You get the idea of how quickly this could spread, through a sports league and all the people that surround the production of that league. In the baseball world alone, in one quick exchange, we have a pitcher, catcher, umpire, and a number of possible fielders sharing a baseball, while pitchers like Aroldis Chapman lick their fingers in between every pitch. Then we have foul balls going into the stands, where any unlucky spectator could pick up a ball through a crowd of swarming counterparts, and, well, you see where this is going. You have reporters, camera crews, training staff, hundreds and thousands of people that interact with players and others on a daily basis. This virus could spread rapidly, and playing in empty ballparks wouldn’t diminish the risk of spreading it between players and other personnel enough to warrant play to continue.
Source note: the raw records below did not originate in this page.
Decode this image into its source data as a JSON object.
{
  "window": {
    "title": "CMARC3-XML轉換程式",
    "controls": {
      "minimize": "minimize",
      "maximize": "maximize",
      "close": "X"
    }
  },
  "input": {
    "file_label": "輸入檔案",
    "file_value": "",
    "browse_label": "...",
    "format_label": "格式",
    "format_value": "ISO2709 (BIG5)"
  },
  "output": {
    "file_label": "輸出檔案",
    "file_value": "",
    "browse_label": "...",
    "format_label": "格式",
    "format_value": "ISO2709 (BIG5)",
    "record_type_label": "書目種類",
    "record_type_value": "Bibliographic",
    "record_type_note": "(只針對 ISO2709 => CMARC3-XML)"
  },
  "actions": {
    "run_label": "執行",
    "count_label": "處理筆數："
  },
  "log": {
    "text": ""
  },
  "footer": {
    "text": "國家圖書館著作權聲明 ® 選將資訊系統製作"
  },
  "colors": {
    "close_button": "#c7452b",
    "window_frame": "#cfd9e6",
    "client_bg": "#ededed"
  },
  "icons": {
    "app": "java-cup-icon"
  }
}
I hate this, but I understand it. I hope everybody else does too. It’s so important for me to set aside my own selfish desires, which boil down to the simple fact that I just want to kick my feet up and watch a ballgame. I want to take that walk up to Yankee Stadium and hear the rumble of the subway arriving, then step inside and hear the organ and the cracks of batting practice. For now, we don’t have that luxury. Maybe when it returns, it will be appreciated even more. But today, what can be appreciated is that MLB, and other pro sports, played some role in preventing this virus from spreading even more rapidly. It sucks, and it had to happen.